ANKARA (Hurriyet)–A ruling by the European Court of Human Rights has recognized for the first time the existence of an official institution of northern Cyprus and saved Turkey from paying millions of dollars in reparations to Greek Cypriot citizens, whose homes were confiscated during the Turkish invasion of the island in 1974.
“It’s a historic decision,” Turkish Foreign Minister Ahmet Davutoglu told a limited group of journalists in Ankara on Friday.
Turkish Cypriots established the Immovable Property Commission (IPC) in 2005 in a move to avoid hundreds of cases brought to the European court by Greek Cypriots who sought compensation from Turkey for their seized properties.
According to Friday’s court decision, the petitioners should first apply to the IPC before coming to the European court.

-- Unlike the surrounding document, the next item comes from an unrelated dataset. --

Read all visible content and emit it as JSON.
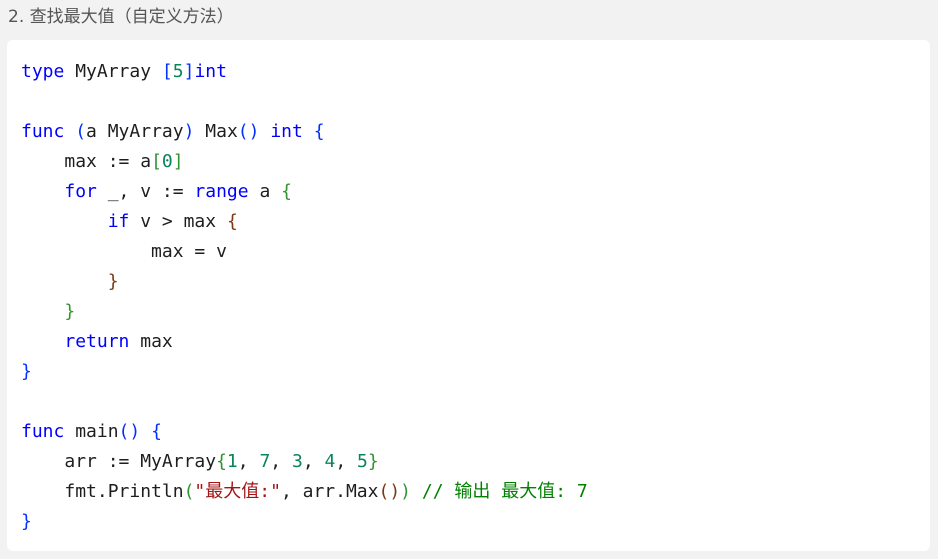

“It’s the first time an official body of northern Cyprus has been recognized by an international institution,” Davutoglu said. “It is not only important because of this recognition but also in regard to the ongoing peace talks between the parties.”
A Turkish diplomat noted that the court had ruled in favor of a Greek Cypriot petitioner in a recent case known as the Orams case. “We have now equalized the situation,” the diplomat said. “It will have an enormous effect on the future.”
The property issue is considered by Turkey as one of the most important problems on the way to reaching a compromise between Turkish and Greek Cypriots. According to private channel NTV, around 1,600 cases will be affected by the ruling and will be directed to the commission.
The IPC was established to create a law-based mechanism for addressing the property issue. It was formed in accordance with the Law for the Compensation Exchange and Restitution of Immovable Properties, within the scope of Article 159 of the Constitution, and is responsible for implementing that law.